When we were traveling last week we had breakfast at a local restaurant that had so many breakfast choices it was unbelievable. I settled on a French Toast platter that had a praline sauce on top. There were so many other indulgent offerings on the menu though that I was inspired to make something equally yummy at home. It's really quiet simple and delicious.
I think I may have mentioned a time or two on my blog before that I love pancakes. It's one of those foods that I could eat every day and probably never get tired of them. In what feels like the never ending supply of food in my pantry and freezer that we need to use up before we move, I tweaked a recipe that I had from the National Honey Board, and made pancakes with a blueberry syrup the other morning.
3 is an odd number (in case you didn't know!). Which means every time I cut something in half for my family to eat, it means I have one piece extra. 1/2 a grapefruit for breakfast, means 1/2 a grapefruit left over. 1/2 a cantaloupe to fill with ice cream, means 1/2 a cantaloupe left over. 1/2...well you get the picture. So I was all over these new Good Cook Produce Keepers that I was sent to try out as part of being a Good Cook Kitchen Expert.

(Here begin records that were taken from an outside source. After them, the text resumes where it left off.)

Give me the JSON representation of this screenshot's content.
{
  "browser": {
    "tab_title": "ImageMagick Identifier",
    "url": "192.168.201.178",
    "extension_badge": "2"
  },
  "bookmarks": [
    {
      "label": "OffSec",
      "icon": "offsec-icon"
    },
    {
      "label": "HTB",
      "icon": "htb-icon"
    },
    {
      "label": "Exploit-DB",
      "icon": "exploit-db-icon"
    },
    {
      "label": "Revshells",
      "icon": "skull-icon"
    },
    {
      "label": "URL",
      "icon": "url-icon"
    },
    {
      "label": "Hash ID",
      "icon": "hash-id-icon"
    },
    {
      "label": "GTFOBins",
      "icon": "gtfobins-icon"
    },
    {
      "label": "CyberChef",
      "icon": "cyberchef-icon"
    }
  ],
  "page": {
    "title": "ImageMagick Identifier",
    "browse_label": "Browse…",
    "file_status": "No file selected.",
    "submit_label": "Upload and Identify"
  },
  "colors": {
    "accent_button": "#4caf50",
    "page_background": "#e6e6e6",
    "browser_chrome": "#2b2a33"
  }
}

The great thing about these produce keepers is that they are the shape of the produce you're trying to keep fresh. We all know that sometimes plastic
I think if you've followed my blog for awhile, or at least have searched through my recipes on occassion, you'll realize I'm not a "from scratch" type of gal. I'm open to learning new things though, and so when I had the chance to review Homemade with Love: Simple Scratch Cooking from In Jennie's Kitchen, I was eager to see if I could make anything in it without creating an epic fail of a dish.

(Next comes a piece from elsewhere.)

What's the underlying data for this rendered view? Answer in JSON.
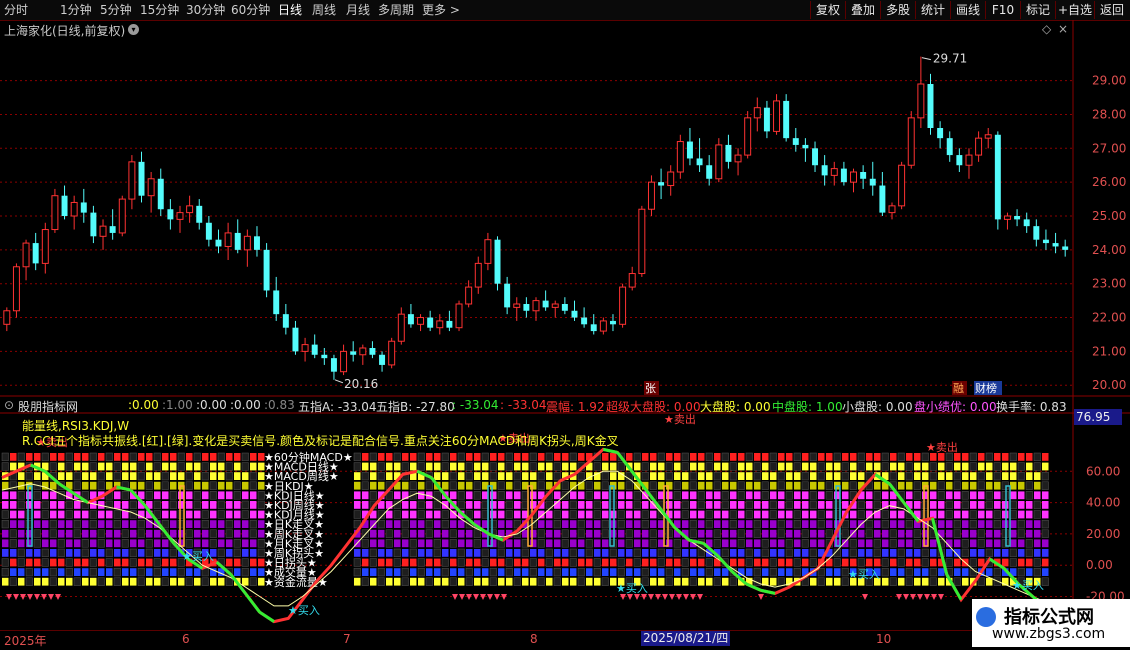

Surprisingly enough to me, not only were a lot of the recipes not difficult - they were also things my family would eat - and so I hunkered down to mix, whisk and boil from scratch food in my own kitchen.
I grew up in a community that had a strong Mennonite/German population, many of whom immigrated from Eastern Europe. A staple traditional recipe in those homes at Easter time is Paska, which is a sweet bread.
My childhood best friend's mom, made a loaf of Paska just for me each year. When we graduated from high school, a family friend took over when she found out how much I loved it. Then when I got married, my sister-in-law made it for me. And then we moved from Canada to the U.S. and my supply chain of Paska….stopped!
Ever wonder how some chef's stay so skinny? For some of them I'm pretty sure it's because they know that if they eat food that is loaded with nutrients and protein they'll stay full and keep their energy up for hours at a time.
Take this Chocolate Shake that you can make for breakfast that Jennifer Iserloh created (adapted from Secrets of a Skinny Chef - 2010) filled with power foods!
I LOVE Pancakes. They are one of my favorite foods. I could eat them all the time. I've begun experimenting with my pancake batter to try and make my pancakes even tastier by stirring extra things into it. Last week I made Rocky Road Pancakes, and here's how.
How to Keep Your Family Healthy in the New Year? SMART CHEFS STAY SLIM by Allison Adato Has the Answers
We've all thought it when we've seen a celebrity chef that's slim - "How do they stay trim with a career like that?"
Allison Adato explores this in her new book Smart Chefs Stay Slim by interviewing America's Best Chefs and getting lessons on eating and living from them.
I was thrilled to be able to read this book, as well as try some of the chef created recipes in my own kitchen.